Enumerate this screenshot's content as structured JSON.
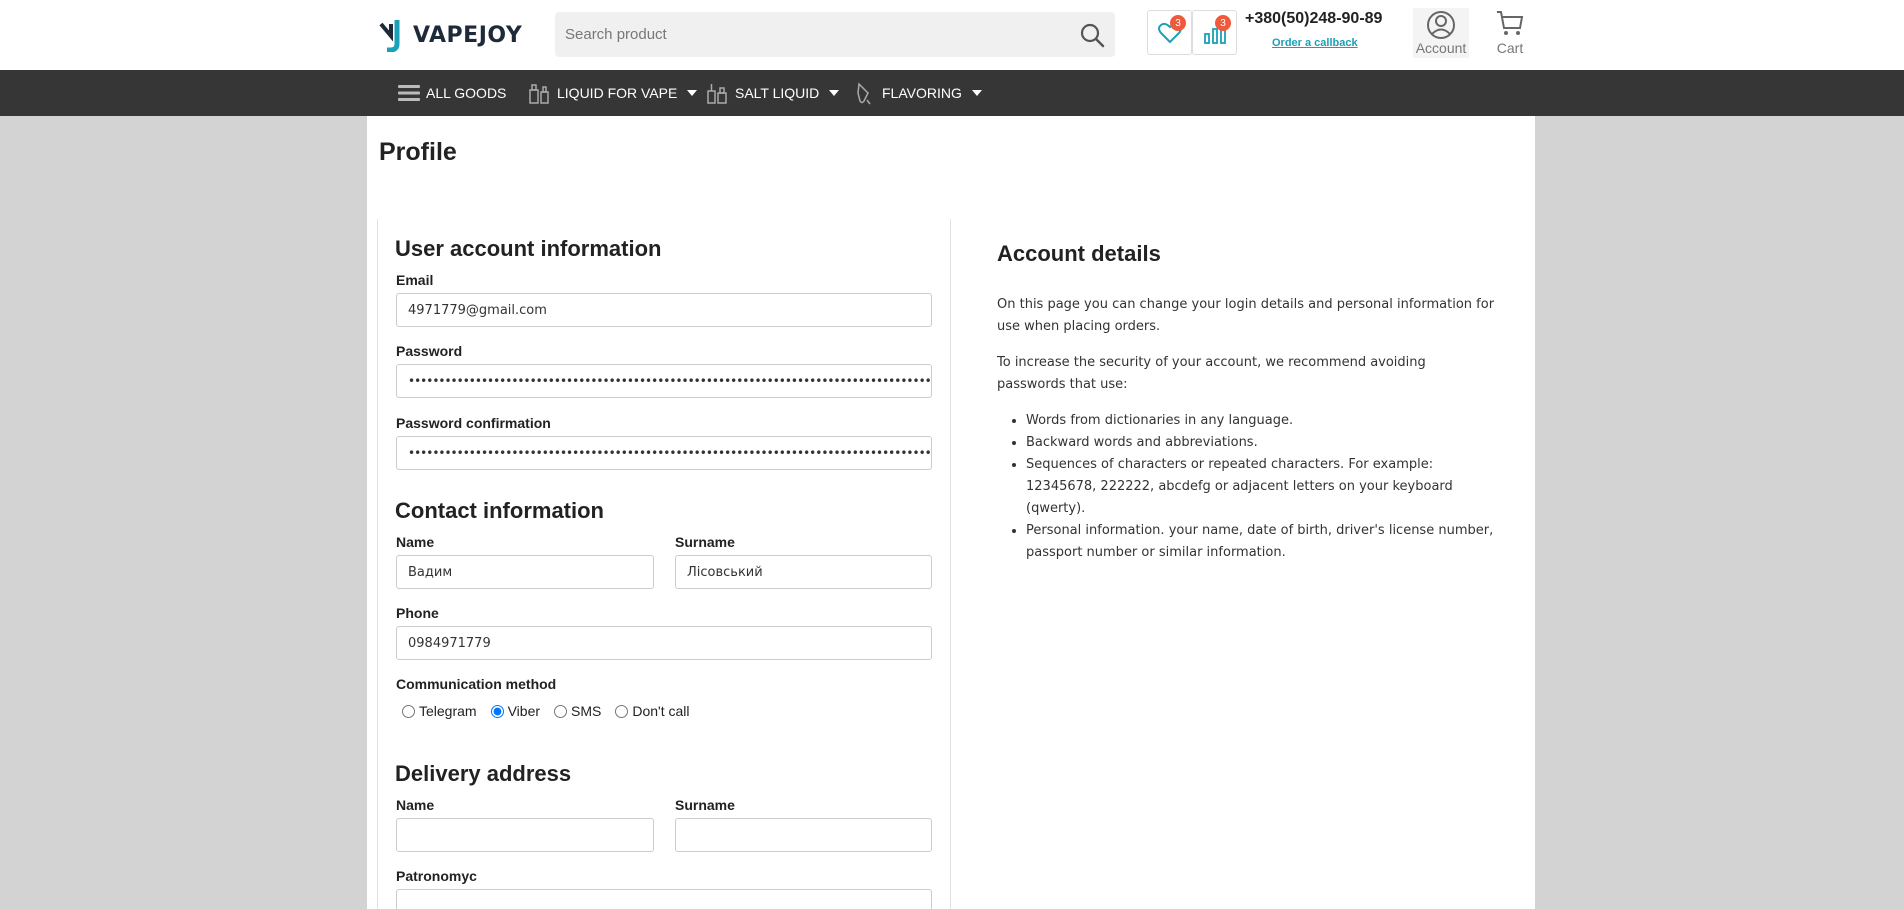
{
  "header": {
    "logo_text": "VAPEJOY",
    "search_placeholder": "Search product",
    "wishlist_count": "3",
    "compare_count": "3",
    "phone": "+380(50)248-90-89",
    "callback_label": "Order a callback",
    "account_label": "Account",
    "cart_label": "Cart"
  },
  "nav": {
    "all_goods": "ALL GOODS",
    "liquid_for_vape": "LIQUID FOR VAPE",
    "salt_liquid": "SALT LIQUID",
    "flavoring": "FLAVORING"
  },
  "page": {
    "title": "Profile"
  },
  "user_account": {
    "title": "User account information",
    "email_label": "Email",
    "email_value": "4971779@gmail.com",
    "password_label": "Password",
    "password_value": "••••••••••••••••••••••••••••••••••••••••••••••••••••••••••••••••••••••••••••••••••••••••••••",
    "password_confirm_label": "Password confirmation",
    "password_confirm_value": "••••••••••••••••••••••••••••••••••••••••••••••••••••••••••••••••••••••••••••••••••••••••••••"
  },
  "contact": {
    "title": "Contact information",
    "name_label": "Name",
    "name_value": "Вадим",
    "surname_label": "Surname",
    "surname_value": "Лісовський",
    "phone_label": "Phone",
    "phone_value": "0984971779",
    "method_label": "Communication method",
    "methods": [
      "Telegram",
      "Viber",
      "SMS",
      "Don't call"
    ],
    "selected_method": "Viber"
  },
  "delivery": {
    "title": "Delivery address",
    "name_label": "Name",
    "surname_label": "Surname",
    "patronymic_label": "Patronomyc"
  },
  "account_details": {
    "title": "Account details",
    "para1": "On this page you can change your login details and personal information for use when placing orders.",
    "para2": "To increase the security of your account, we recommend avoiding passwords that use:",
    "items": [
      "Words from dictionaries in any language.",
      "Backward words and abbreviations.",
      "Sequences of characters or repeated characters. For example: 12345678, 222222, abcdefg or adjacent letters on your keyboard (qwerty).",
      "Personal information. your name, date of birth, driver's license number, passport number or similar information."
    ]
  },
  "colors": {
    "accent": "#1aa0b8",
    "badge": "#ef5a3c",
    "navbar": "#363636",
    "background": "#d3d3d3"
  }
}
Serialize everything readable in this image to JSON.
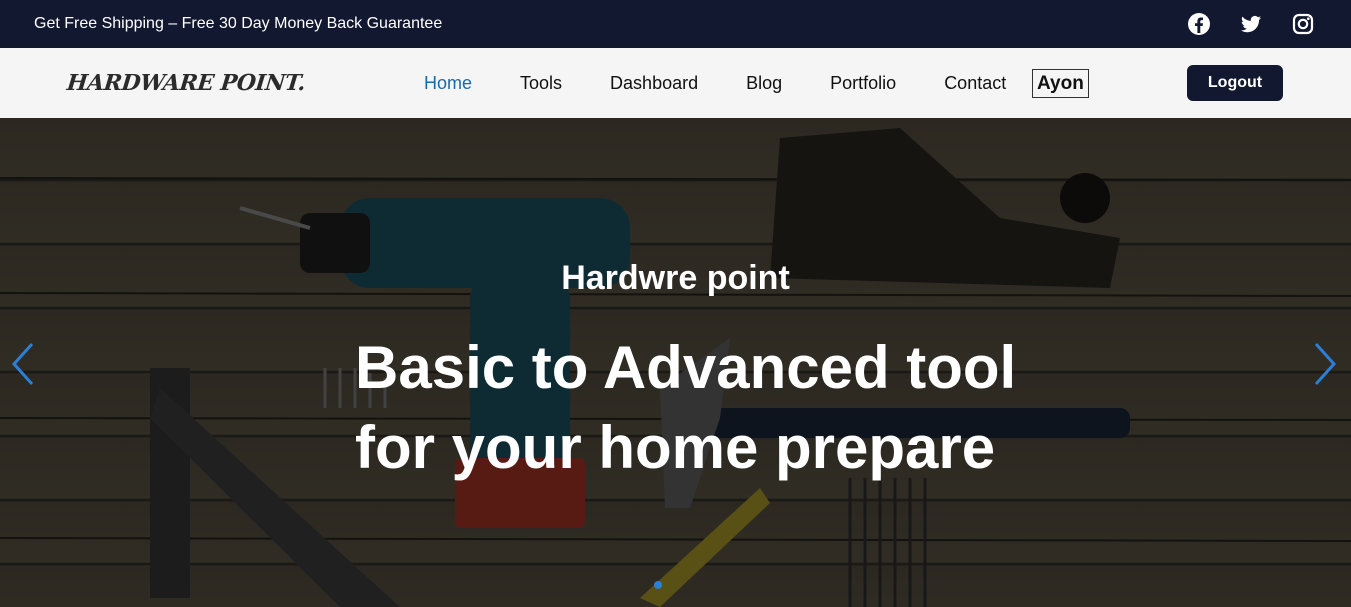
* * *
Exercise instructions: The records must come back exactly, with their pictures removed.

Answer below:
Enumerate this screenshot's content as structured JSON.
{
  "header": {
    "logo_text": "VAPEJOY",
    "search_placeholder": "Search product",
    "wishlist_count": "3",
    "compare_count": "3",
    "phone": "+380(50)248-90-89",
    "callback_label": "Order a callback",
    "account_label": "Account",
    "cart_label": "Cart"
  },
  "nav": {
    "all_goods": "ALL GOODS",
    "liquid_for_vape": "LIQUID FOR VAPE",
    "salt_liquid": "SALT LIQUID",
    "flavoring": "FLAVORING"
  },
  "page": {
    "title": "Profile"
  },
  "user_account": {
    "title": "User account information",
    "email_label": "Email",
    "email_value": "4971779@gmail.com",
    "password_label": "Password",
    "password_value": "••••••••••••••••••••••••••••••••••••••••••••••••••••••••••••••••••••••••••••••••••••••••••••",
    "password_confirm_label": "Password confirmation",
    "password_confirm_value": "••••••••••••••••••••••••••••••••••••••••••••••••••••••••••••••••••••••••••••••••••••••••••••"
  },
  "contact": {
    "title": "Contact information",
    "name_label": "Name",
    "name_value": "Вадим",
    "surname_label": "Surname",
    "surname_value": "Лісовський",
    "phone_label": "Phone",
    "phone_value": "0984971779",
    "method_label": "Communication method",
    "methods": [
      "Telegram",
      "Viber",
      "SMS",
      "Don't call"
    ],
    "selected_method": "Viber"
  },
  "delivery": {
    "title": "Delivery address",
    "name_label": "Name",
    "surname_label": "Surname",
    "patronymic_label": "Patronomyc"
  },
  "account_details": {
    "title": "Account details",
    "para1": "On this page you can change your login details and personal information for use when placing orders.",
    "para2": "To increase the security of your account, we recommend avoiding passwords that use:",
    "items": [
      "Words from dictionaries in any language.",
      "Backward words and abbreviations.",
      "Sequences of characters or repeated characters. For example: 12345678, 222222, abcdefg or adjacent letters on your keyboard (qwerty).",
      "Personal information. your name, date of birth, driver's license number, passport number or similar information."
    ]
  },
  "colors": {
    "accent": "#1aa0b8",
    "badge": "#ef5a3c",
    "navbar": "#363636",
    "background": "#d3d3d3"
  }
}
Serialize everything readable in this image to JSON.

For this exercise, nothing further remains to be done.